Page and application data records:
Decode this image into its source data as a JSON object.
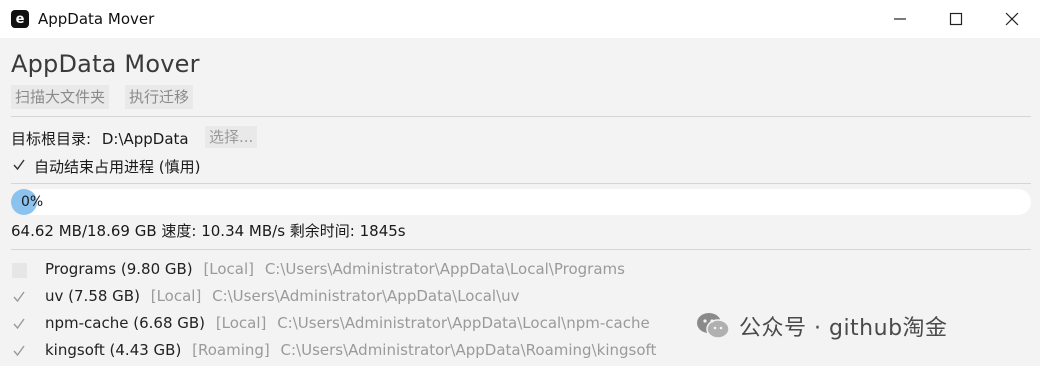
{
  "window": {
    "icon_letter": "e",
    "title": "AppData Mover",
    "minimize_icon": "minimize-icon",
    "maximize_icon": "maximize-icon",
    "close_icon": "close-icon"
  },
  "header": {
    "title": "AppData Mover",
    "scan_button": "扫描大文件夹",
    "migrate_button": "执行迁移"
  },
  "settings": {
    "target_label": "目标根目录:",
    "target_value": "D:\\AppData",
    "browse_button": "选择...",
    "auto_kill_label": "自动结束占用进程 (慎用)",
    "auto_kill_checked": true
  },
  "progress": {
    "percent_label": "0%",
    "value": 0.0035,
    "stats": "64.62 MB/18.69 GB  速度: 10.34 MB/s  剩余时间: 1845s"
  },
  "folders": [
    {
      "name": "Programs (9.80 GB)",
      "location": "[Local]",
      "path": "C:\\Users\\Administrator\\AppData\\Local\\Programs",
      "checked": false
    },
    {
      "name": "uv (7.58 GB)",
      "location": "[Local]",
      "path": "C:\\Users\\Administrator\\AppData\\Local\\uv",
      "checked": true
    },
    {
      "name": "npm-cache (6.68 GB)",
      "location": "[Local]",
      "path": "C:\\Users\\Administrator\\AppData\\Local\\npm-cache",
      "checked": true
    },
    {
      "name": "kingsoft (4.43 GB)",
      "location": "[Roaming]",
      "path": "C:\\Users\\Administrator\\AppData\\Roaming\\kingsoft",
      "checked": true
    }
  ],
  "watermark": {
    "icon": "wechat-icon",
    "text": "公众号 · github淘金"
  },
  "colors": {
    "progress_fill": "#8cc3ee",
    "background": "#f3f3f3",
    "disabled_text": "#9a9a9a"
  }
}
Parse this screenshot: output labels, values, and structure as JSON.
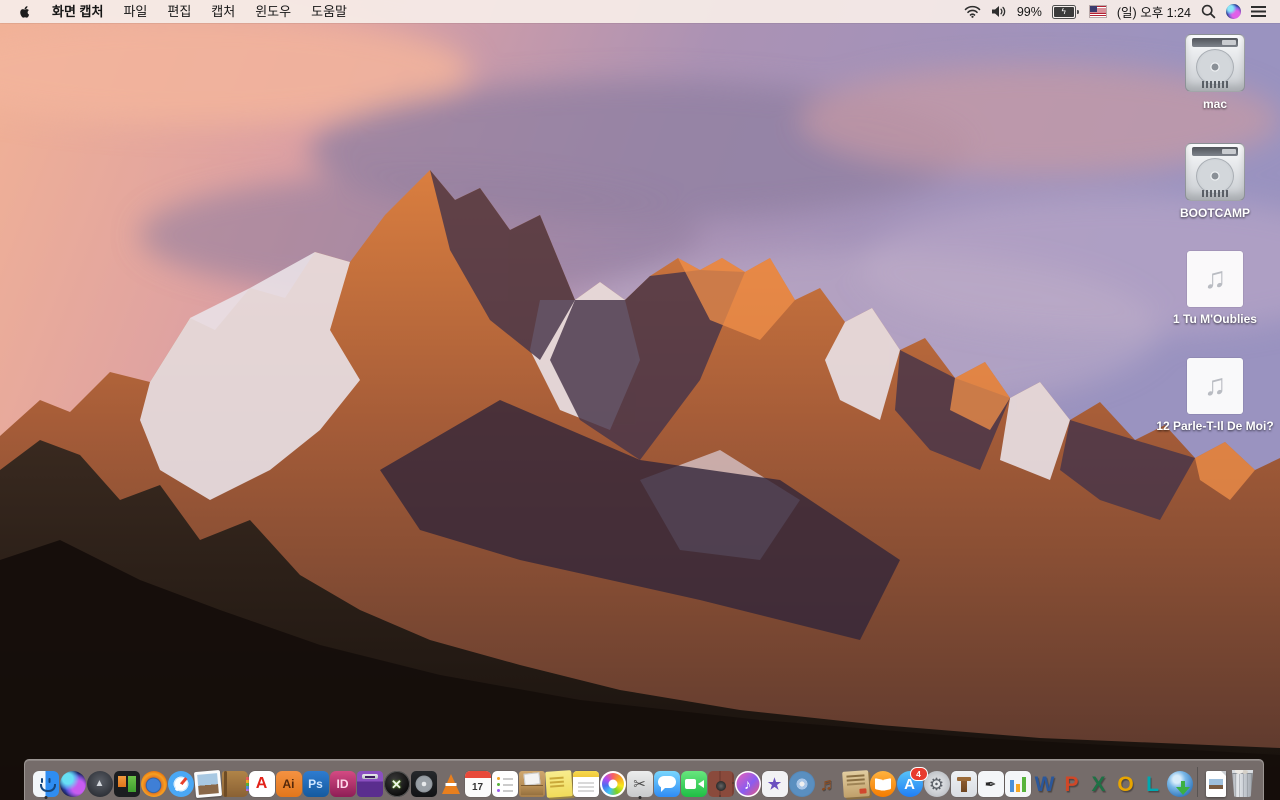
{
  "menu_bar": {
    "apple_icon": "apple-logo",
    "items": [
      {
        "id": "screen-capture",
        "label": "화면 캡처",
        "bold": true
      },
      {
        "id": "file",
        "label": "파일"
      },
      {
        "id": "edit",
        "label": "편집"
      },
      {
        "id": "capture",
        "label": "캡처"
      },
      {
        "id": "window",
        "label": "윈도우"
      },
      {
        "id": "help",
        "label": "도움말"
      }
    ],
    "status": {
      "battery_percent": "99%",
      "battery_charging": true,
      "clock": "(일) 오후 1:24",
      "icons": [
        "wifi-icon",
        "volume-icon",
        "battery-icon",
        "input-source-us-flag",
        "spotlight-icon",
        "siri-icon",
        "notification-center-icon"
      ]
    }
  },
  "desktop": {
    "audio_glyph": "♫",
    "icons": [
      {
        "id": "mac",
        "kind": "drive",
        "label": "mac"
      },
      {
        "id": "bootcamp",
        "kind": "drive",
        "label": "BOOTCAMP"
      },
      {
        "id": "tu-moublies",
        "kind": "audio",
        "label": "1 Tu M'Oublies"
      },
      {
        "id": "parle-t-il-de-moi",
        "kind": "audio",
        "label": "12 Parle-T-Il De Moi?"
      }
    ]
  },
  "dock": {
    "items": [
      {
        "id": "finder",
        "running": true
      },
      {
        "id": "siri"
      },
      {
        "id": "launchpad",
        "glyph": "▲"
      },
      {
        "id": "window-tiles"
      },
      {
        "id": "firefox"
      },
      {
        "id": "safari"
      },
      {
        "id": "preview"
      },
      {
        "id": "contacts"
      },
      {
        "id": "acrobat-reader",
        "glyph": "A"
      },
      {
        "id": "illustrator",
        "glyph": "Ai"
      },
      {
        "id": "photoshop",
        "glyph": "Ps"
      },
      {
        "id": "indesign",
        "glyph": "ID"
      },
      {
        "id": "toast"
      },
      {
        "id": "x-app",
        "glyph": "✕"
      },
      {
        "id": "disk-speed"
      },
      {
        "id": "vlc"
      },
      {
        "id": "calendar",
        "glyph": "17"
      },
      {
        "id": "reminders"
      },
      {
        "id": "unarchiver"
      },
      {
        "id": "stickies"
      },
      {
        "id": "notes"
      },
      {
        "id": "photos"
      },
      {
        "id": "grab",
        "glyph": "✂",
        "running": true
      },
      {
        "id": "messages"
      },
      {
        "id": "facetime"
      },
      {
        "id": "photo-booth"
      },
      {
        "id": "itunes",
        "glyph": "♪"
      },
      {
        "id": "imovie",
        "glyph": "★"
      },
      {
        "id": "dvd-player"
      },
      {
        "id": "garageband",
        "glyph": "♬"
      },
      {
        "id": "papers-stack"
      },
      {
        "id": "ibooks"
      },
      {
        "id": "app-store",
        "glyph": "A",
        "badge": "4"
      },
      {
        "id": "system-preferences",
        "glyph": "⚙"
      },
      {
        "id": "keynote"
      },
      {
        "id": "pages",
        "glyph": "✒"
      },
      {
        "id": "numbers"
      },
      {
        "id": "word",
        "glyph": "W"
      },
      {
        "id": "powerpoint",
        "glyph": "P"
      },
      {
        "id": "excel",
        "glyph": "X"
      },
      {
        "id": "outlook",
        "glyph": "O"
      },
      {
        "id": "lync",
        "glyph": "L"
      },
      {
        "id": "downloader"
      },
      {
        "type": "separator"
      },
      {
        "id": "minimized-document"
      },
      {
        "id": "trash"
      }
    ]
  },
  "colors": {
    "menu_bar_bg": "#f6ebe7",
    "dock_bg": "rgba(197,187,186,0.55)",
    "badge_red": "#e83b2e",
    "desktop_label": "#ffffff",
    "sky_pink": "#efae93",
    "sky_lavender": "#9a93c0",
    "mountain_orange": "#d97a3c",
    "foreground_rock": "#1a110e"
  }
}
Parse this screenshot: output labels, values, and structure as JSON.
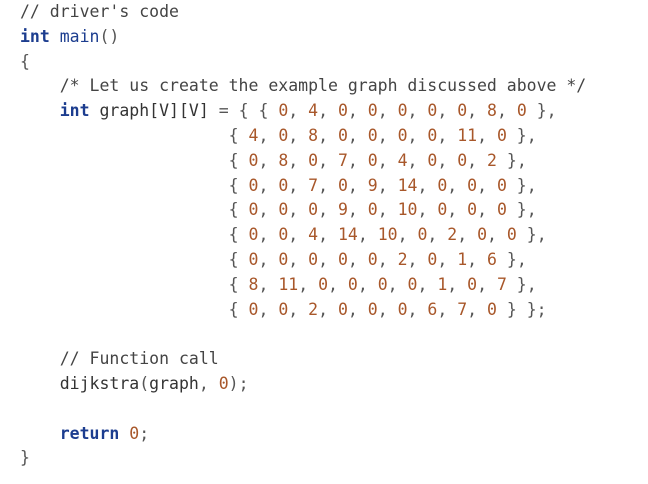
{
  "code": {
    "comment_driver": "// driver's code",
    "int_kw": "int",
    "main_name": "main",
    "main_parens": "()",
    "open_brace": "{",
    "comment_create": "/* Let us create the example graph discussed above */",
    "graph_kw": "int",
    "graph_decl": "graph[V][V]",
    "assign": "=",
    "outer_open": "{",
    "matrix_rows": [
      [
        "0",
        "4",
        "0",
        "0",
        "0",
        "0",
        "0",
        "8",
        "0"
      ],
      [
        "4",
        "0",
        "8",
        "0",
        "0",
        "0",
        "0",
        "11",
        "0"
      ],
      [
        "0",
        "8",
        "0",
        "7",
        "0",
        "4",
        "0",
        "0",
        "2"
      ],
      [
        "0",
        "0",
        "7",
        "0",
        "9",
        "14",
        "0",
        "0",
        "0"
      ],
      [
        "0",
        "0",
        "0",
        "9",
        "0",
        "10",
        "0",
        "0",
        "0"
      ],
      [
        "0",
        "0",
        "4",
        "14",
        "10",
        "0",
        "2",
        "0",
        "0"
      ],
      [
        "0",
        "0",
        "0",
        "0",
        "0",
        "2",
        "0",
        "1",
        "6"
      ],
      [
        "8",
        "11",
        "0",
        "0",
        "0",
        "0",
        "1",
        "0",
        "7"
      ],
      [
        "0",
        "0",
        "2",
        "0",
        "0",
        "0",
        "6",
        "7",
        "0"
      ]
    ],
    "matrix_end": "};",
    "comment_call": "// Function call",
    "call_name": "dijkstra",
    "call_args_open": "(",
    "call_arg_graph": "graph",
    "call_arg_sep": ", ",
    "call_arg_zero": "0",
    "call_args_close": ");",
    "return_kw": "return",
    "return_value": "0",
    "return_end": ";",
    "close_brace": "}"
  },
  "colors": {
    "keyword": "#1c3d8f",
    "number": "#a8572a",
    "comment": "#444444",
    "text": "#333333"
  }
}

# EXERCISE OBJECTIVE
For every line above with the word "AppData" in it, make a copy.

# OUTPUT FOR THIS TASK
    "title": "AppData Mover",
    "title": "AppData Mover",
    "target_value": "D:\\AppData",
      "path": "C:\\Users\\Administrator\\AppData\\Local\\Programs",
      "path": "C:\\Users\\Administrator\\AppData\\Local\\uv",
      "path": "C:\\Users\\Administrator\\AppData\\Local\\npm-cache",
      "path": "C:\\Users\\Administrator\\AppData\\Roaming\\kingsoft",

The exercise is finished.